WHAT YOU HAVE TO DO: Search the records for the string "webpageStatic" and copy every line where it turns up.

RECORDS FOR THE EXERCISE:
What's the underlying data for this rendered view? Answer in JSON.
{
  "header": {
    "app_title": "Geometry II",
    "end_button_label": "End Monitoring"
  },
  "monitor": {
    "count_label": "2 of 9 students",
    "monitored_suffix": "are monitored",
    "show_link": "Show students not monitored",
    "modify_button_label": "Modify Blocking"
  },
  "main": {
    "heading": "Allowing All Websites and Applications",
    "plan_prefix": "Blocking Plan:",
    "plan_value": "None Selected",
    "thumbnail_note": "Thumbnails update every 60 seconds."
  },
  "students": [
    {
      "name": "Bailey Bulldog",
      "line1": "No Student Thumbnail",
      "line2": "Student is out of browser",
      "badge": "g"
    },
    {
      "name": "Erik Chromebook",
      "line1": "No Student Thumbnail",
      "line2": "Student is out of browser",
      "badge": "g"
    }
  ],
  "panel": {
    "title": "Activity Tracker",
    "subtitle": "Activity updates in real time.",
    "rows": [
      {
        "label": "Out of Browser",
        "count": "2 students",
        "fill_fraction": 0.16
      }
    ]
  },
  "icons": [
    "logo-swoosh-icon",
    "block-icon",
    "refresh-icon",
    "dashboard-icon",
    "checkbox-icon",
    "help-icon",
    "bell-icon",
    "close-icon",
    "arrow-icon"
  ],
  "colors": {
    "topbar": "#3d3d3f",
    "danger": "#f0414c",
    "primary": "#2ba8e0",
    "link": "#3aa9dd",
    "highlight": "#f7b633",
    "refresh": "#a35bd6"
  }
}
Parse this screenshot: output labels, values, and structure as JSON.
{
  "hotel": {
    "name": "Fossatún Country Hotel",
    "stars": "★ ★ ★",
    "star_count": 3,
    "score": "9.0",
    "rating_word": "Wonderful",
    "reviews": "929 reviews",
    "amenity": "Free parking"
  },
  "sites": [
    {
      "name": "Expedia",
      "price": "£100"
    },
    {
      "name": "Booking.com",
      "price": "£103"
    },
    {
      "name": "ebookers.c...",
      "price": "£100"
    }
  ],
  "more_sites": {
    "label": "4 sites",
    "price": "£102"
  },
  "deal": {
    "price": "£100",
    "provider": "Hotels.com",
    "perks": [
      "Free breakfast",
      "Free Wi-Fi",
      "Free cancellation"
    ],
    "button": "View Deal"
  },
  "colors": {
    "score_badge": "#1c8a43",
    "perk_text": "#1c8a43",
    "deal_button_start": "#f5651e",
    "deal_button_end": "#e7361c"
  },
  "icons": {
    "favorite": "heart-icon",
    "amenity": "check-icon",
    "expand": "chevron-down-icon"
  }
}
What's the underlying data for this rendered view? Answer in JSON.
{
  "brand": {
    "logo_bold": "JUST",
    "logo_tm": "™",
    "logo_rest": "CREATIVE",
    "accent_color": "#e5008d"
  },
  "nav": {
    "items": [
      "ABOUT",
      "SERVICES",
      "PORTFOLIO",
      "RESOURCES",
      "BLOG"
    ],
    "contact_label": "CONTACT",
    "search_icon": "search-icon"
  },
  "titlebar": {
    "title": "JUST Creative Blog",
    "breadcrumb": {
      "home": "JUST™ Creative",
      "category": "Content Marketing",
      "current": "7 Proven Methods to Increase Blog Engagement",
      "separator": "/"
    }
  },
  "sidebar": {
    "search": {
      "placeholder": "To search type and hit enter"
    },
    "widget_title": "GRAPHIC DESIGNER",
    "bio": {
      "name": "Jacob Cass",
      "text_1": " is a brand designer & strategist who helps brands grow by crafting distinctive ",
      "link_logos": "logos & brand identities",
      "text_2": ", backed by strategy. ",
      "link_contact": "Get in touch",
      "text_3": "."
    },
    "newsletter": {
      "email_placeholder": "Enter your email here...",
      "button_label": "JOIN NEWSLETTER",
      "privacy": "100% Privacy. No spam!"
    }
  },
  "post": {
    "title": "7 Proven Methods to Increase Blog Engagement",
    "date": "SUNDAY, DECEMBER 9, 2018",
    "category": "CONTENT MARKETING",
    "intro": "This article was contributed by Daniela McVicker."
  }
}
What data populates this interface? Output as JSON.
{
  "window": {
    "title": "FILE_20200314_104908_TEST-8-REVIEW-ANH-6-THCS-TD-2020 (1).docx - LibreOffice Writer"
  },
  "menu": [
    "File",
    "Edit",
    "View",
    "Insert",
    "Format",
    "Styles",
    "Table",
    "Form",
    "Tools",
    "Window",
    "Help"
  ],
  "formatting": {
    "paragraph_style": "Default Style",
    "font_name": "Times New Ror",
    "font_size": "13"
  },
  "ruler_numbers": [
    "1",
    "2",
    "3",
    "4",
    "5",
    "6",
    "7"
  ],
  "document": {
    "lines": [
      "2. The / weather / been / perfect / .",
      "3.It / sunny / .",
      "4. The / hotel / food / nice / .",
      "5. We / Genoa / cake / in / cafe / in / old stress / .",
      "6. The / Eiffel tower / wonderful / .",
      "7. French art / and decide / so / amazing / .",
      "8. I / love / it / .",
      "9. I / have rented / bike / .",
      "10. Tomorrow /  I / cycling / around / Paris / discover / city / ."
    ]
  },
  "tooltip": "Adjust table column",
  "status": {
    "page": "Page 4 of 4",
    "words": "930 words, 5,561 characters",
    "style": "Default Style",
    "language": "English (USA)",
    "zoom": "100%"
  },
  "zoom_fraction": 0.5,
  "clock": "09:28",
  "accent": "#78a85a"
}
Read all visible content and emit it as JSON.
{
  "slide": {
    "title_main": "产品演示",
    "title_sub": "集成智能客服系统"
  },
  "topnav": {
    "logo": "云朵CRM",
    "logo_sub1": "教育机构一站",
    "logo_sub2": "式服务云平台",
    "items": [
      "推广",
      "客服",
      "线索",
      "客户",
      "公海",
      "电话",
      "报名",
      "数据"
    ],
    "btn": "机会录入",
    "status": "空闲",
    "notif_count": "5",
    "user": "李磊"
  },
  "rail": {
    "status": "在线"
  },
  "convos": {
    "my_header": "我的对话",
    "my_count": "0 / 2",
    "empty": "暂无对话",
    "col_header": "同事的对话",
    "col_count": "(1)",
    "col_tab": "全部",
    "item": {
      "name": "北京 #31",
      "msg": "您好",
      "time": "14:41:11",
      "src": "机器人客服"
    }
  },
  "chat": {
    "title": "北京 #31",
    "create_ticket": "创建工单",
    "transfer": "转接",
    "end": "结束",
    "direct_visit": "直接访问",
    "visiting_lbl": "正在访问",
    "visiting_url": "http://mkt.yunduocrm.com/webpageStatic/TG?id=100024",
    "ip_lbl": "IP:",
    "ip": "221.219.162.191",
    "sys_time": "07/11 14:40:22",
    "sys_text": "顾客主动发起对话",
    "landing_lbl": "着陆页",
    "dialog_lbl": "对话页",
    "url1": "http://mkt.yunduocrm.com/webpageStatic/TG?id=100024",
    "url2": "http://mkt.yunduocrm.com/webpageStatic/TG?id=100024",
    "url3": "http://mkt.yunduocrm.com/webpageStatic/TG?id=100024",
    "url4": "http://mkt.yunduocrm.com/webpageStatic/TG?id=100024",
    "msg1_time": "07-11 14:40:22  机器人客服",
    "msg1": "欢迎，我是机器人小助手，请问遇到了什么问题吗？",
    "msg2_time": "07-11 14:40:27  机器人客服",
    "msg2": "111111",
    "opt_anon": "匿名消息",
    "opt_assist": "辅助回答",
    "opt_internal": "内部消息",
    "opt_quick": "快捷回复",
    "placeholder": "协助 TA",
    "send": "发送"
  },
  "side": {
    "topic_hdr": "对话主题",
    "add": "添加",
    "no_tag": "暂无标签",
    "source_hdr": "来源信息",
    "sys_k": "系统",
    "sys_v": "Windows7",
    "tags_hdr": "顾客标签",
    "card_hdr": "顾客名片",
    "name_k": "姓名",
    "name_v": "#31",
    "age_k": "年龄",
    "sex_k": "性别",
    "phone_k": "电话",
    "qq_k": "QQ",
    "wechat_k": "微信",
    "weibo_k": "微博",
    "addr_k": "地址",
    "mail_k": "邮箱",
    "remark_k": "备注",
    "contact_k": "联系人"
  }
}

ANSWER SECTION:
    "visiting_url": "http://mkt.yunduocrm.com/webpageStatic/TG?id=100024",
    "url1": "http://mkt.yunduocrm.com/webpageStatic/TG?id=100024",
    "url2": "http://mkt.yunduocrm.com/webpageStatic/TG?id=100024",
    "url3": "http://mkt.yunduocrm.com/webpageStatic/TG?id=100024",
    "url4": "http://mkt.yunduocrm.com/webpageStatic/TG?id=100024",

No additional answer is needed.